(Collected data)
-*-*-

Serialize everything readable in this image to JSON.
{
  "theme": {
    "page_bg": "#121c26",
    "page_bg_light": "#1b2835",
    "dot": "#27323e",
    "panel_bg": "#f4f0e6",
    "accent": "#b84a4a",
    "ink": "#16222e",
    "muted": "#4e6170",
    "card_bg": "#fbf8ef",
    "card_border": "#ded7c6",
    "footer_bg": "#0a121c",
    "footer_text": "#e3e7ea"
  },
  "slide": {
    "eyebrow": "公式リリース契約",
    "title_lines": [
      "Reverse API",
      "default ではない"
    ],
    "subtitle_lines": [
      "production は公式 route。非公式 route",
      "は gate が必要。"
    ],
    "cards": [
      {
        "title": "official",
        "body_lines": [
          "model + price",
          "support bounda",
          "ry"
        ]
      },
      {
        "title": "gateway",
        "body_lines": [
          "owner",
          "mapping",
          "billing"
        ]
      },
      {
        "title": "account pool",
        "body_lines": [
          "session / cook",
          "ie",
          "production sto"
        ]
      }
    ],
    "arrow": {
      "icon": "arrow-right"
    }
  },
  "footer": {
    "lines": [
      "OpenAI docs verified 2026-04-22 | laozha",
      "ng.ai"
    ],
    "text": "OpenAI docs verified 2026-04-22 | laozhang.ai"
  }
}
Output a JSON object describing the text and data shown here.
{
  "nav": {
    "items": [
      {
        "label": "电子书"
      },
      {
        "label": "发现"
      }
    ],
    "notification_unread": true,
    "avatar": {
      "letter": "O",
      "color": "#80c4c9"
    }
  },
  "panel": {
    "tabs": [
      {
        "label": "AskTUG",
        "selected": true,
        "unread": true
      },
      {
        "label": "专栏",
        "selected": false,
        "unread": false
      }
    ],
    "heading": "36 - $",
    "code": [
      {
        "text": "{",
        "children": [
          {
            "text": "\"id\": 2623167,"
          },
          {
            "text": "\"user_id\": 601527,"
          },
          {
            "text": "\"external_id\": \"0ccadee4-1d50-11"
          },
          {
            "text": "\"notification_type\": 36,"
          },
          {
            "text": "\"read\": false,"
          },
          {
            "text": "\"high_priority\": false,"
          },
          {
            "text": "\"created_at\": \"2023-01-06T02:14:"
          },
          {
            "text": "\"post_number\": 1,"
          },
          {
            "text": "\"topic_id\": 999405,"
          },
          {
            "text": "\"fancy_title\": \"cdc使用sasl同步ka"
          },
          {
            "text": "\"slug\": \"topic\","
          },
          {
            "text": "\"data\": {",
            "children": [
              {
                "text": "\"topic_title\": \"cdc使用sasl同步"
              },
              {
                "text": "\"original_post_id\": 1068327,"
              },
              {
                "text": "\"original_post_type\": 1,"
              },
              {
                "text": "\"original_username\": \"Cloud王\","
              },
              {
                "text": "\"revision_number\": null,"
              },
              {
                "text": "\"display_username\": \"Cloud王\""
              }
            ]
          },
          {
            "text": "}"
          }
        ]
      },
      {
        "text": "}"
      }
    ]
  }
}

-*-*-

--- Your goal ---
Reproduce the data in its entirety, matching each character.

--- Exercise result ---
Serialize everything readable in this image to JSON.
{
  "theme": {
    "page_bg": "#121c26",
    "page_bg_light": "#1b2835",
    "dot": "#27323e",
    "panel_bg": "#f4f0e6",
    "accent": "#b84a4a",
    "ink": "#16222e",
    "muted": "#4e6170",
    "card_bg": "#fbf8ef",
    "card_border": "#ded7c6",
    "footer_bg": "#0a121c",
    "footer_text": "#e3e7ea"
  },
  "slide": {
    "eyebrow": "公式リリース契約",
    "title_lines": [
      "Reverse API",
      "default ではない"
    ],
    "subtitle_lines": [
      "production は公式 route。非公式 route",
      "は gate が必要。"
    ],
    "cards": [
      {
        "title": "official",
        "body_lines": [
          "model + price",
          "support bounda",
          "ry"
        ]
      },
      {
        "title": "gateway",
        "body_lines": [
          "owner",
          "mapping",
          "billing"
        ]
      },
      {
        "title": "account pool",
        "body_lines": [
          "session / cook",
          "ie",
          "production sto"
        ]
      }
    ],
    "arrow": {
      "icon": "arrow-right"
    }
  },
  "footer": {
    "lines": [
      "OpenAI docs verified 2026-04-22 | laozha",
      "ng.ai"
    ],
    "text": "OpenAI docs verified 2026-04-22 | laozhang.ai"
  }
}
Output a JSON object describing the text and data shown here.
{
  "nav": {
    "items": [
      {
        "label": "电子书"
      },
      {
        "label": "发现"
      }
    ],
    "notification_unread": true,
    "avatar": {
      "letter": "O",
      "color": "#80c4c9"
    }
  },
  "panel": {
    "tabs": [
      {
        "label": "AskTUG",
        "selected": true,
        "unread": true
      },
      {
        "label": "专栏",
        "selected": false,
        "unread": false
      }
    ],
    "heading": "36 - $",
    "code": [
      {
        "text": "{",
        "children": [
          {
            "text": "\"id\": 2623167,"
          },
          {
            "text": "\"user_id\": 601527,"
          },
          {
            "text": "\"external_id\": \"0ccadee4-1d50-11"
          },
          {
            "text": "\"notification_type\": 36,"
          },
          {
            "text": "\"read\": false,"
          },
          {
            "text": "\"high_priority\": false,"
          },
          {
            "text": "\"created_at\": \"2023-01-06T02:14:"
          },
          {
            "text": "\"post_number\": 1,"
          },
          {
            "text": "\"topic_id\": 999405,"
          },
          {
            "text": "\"fancy_title\": \"cdc使用sasl同步ka"
          },
          {
            "text": "\"slug\": \"topic\","
          },
          {
            "text": "\"data\": {",
            "children": [
              {
                "text": "\"topic_title\": \"cdc使用sasl同步"
              },
              {
                "text": "\"original_post_id\": 1068327,"
              },
              {
                "text": "\"original_post_type\": 1,"
              },
              {
                "text": "\"original_username\": \"Cloud王\","
              },
              {
                "text": "\"revision_number\": null,"
              },
              {
                "text": "\"display_username\": \"Cloud王\""
              }
            ]
          },
          {
            "text": "}"
          }
        ]
      },
      {
        "text": "}"
      }
    ]
  }
}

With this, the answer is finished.